### Provided data ###

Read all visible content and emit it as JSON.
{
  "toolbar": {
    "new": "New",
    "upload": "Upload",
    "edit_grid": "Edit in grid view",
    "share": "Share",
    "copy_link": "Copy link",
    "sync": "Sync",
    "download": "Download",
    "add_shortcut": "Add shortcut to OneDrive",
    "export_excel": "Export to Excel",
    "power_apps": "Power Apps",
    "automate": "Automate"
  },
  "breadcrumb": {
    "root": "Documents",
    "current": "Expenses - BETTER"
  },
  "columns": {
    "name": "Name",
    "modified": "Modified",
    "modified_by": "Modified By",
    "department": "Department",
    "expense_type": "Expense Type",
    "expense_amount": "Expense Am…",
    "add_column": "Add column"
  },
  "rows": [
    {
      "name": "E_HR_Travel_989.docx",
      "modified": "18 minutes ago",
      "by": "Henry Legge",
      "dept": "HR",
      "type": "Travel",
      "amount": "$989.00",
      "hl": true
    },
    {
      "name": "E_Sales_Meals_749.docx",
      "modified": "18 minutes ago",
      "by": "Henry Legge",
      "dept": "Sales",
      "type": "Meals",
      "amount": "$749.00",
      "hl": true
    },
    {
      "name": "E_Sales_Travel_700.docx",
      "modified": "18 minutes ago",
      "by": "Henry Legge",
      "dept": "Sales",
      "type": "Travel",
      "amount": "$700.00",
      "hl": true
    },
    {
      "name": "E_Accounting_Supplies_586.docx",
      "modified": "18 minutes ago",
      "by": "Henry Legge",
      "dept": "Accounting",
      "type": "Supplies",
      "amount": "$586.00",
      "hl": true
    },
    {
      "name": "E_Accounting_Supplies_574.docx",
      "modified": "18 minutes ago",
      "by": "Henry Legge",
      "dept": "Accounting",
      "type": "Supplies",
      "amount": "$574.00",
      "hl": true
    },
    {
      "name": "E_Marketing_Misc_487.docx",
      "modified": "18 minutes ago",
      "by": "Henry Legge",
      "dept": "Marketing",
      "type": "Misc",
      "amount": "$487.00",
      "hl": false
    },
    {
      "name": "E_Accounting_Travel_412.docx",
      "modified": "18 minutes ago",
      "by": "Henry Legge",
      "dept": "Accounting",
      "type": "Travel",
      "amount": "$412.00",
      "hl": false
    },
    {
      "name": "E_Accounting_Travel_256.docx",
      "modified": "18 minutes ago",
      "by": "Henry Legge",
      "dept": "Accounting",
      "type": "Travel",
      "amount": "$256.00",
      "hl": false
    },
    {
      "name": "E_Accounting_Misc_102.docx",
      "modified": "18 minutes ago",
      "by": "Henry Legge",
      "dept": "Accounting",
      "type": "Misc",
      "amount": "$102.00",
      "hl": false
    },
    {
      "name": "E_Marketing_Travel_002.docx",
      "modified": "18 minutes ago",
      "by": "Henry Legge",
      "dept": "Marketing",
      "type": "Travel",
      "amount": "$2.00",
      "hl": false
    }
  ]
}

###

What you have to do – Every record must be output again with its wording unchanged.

Answer below –
Read all visible content and emit it as JSON.
{
  "toolbar": {
    "new": "New",
    "upload": "Upload",
    "edit_grid": "Edit in grid view",
    "share": "Share",
    "copy_link": "Copy link",
    "sync": "Sync",
    "download": "Download",
    "add_shortcut": "Add shortcut to OneDrive",
    "export_excel": "Export to Excel",
    "power_apps": "Power Apps",
    "automate": "Automate"
  },
  "breadcrumb": {
    "root": "Documents",
    "current": "Expenses - BETTER"
  },
  "columns": {
    "name": "Name",
    "modified": "Modified",
    "modified_by": "Modified By",
    "department": "Department",
    "expense_type": "Expense Type",
    "expense_amount": "Expense Am…",
    "add_column": "Add column"
  },
  "rows": [
    {
      "name": "E_HR_Travel_989.docx",
      "modified": "18 minutes ago",
      "by": "Henry Legge",
      "dept": "HR",
      "type": "Travel",
      "amount": "$989.00",
      "hl": true
    },
    {
      "name": "E_Sales_Meals_749.docx",
      "modified": "18 minutes ago",
      "by": "Henry Legge",
      "dept": "Sales",
      "type": "Meals",
      "amount": "$749.00",
      "hl": true
    },
    {
      "name": "E_Sales_Travel_700.docx",
      "modified": "18 minutes ago",
      "by": "Henry Legge",
      "dept": "Sales",
      "type": "Travel",
      "amount": "$700.00",
      "hl": true
    },
    {
      "name": "E_Accounting_Supplies_586.docx",
      "modified": "18 minutes ago",
      "by": "Henry Legge",
      "dept": "Accounting",
      "type": "Supplies",
      "amount": "$586.00",
      "hl": true
    },
    {
      "name": "E_Accounting_Supplies_574.docx",
      "modified": "18 minutes ago",
      "by": "Henry Legge",
      "dept": "Accounting",
      "type": "Supplies",
      "amount": "$574.00",
      "hl": true
    },
    {
      "name": "E_Marketing_Misc_487.docx",
      "modified": "18 minutes ago",
      "by": "Henry Legge",
      "dept": "Marketing",
      "type": "Misc",
      "amount": "$487.00",
      "hl": false
    },
    {
      "name": "E_Accounting_Travel_412.docx",
      "modified": "18 minutes ago",
      "by": "Henry Legge",
      "dept": "Accounting",
      "type": "Travel",
      "amount": "$412.00",
      "hl": false
    },
    {
      "name": "E_Accounting_Travel_256.docx",
      "modified": "18 minutes ago",
      "by": "Henry Legge",
      "dept": "Accounting",
      "type": "Travel",
      "amount": "$256.00",
      "hl": false
    },
    {
      "name": "E_Accounting_Misc_102.docx",
      "modified": "18 minutes ago",
      "by": "Henry Legge",
      "dept": "Accounting",
      "type": "Misc",
      "amount": "$102.00",
      "hl": false
    },
    {
      "name": "E_Marketing_Travel_002.docx",
      "modified": "18 minutes ago",
      "by": "Henry Legge",
      "dept": "Marketing",
      "type": "Travel",
      "amount": "$2.00",
      "hl": false
    }
  ]
}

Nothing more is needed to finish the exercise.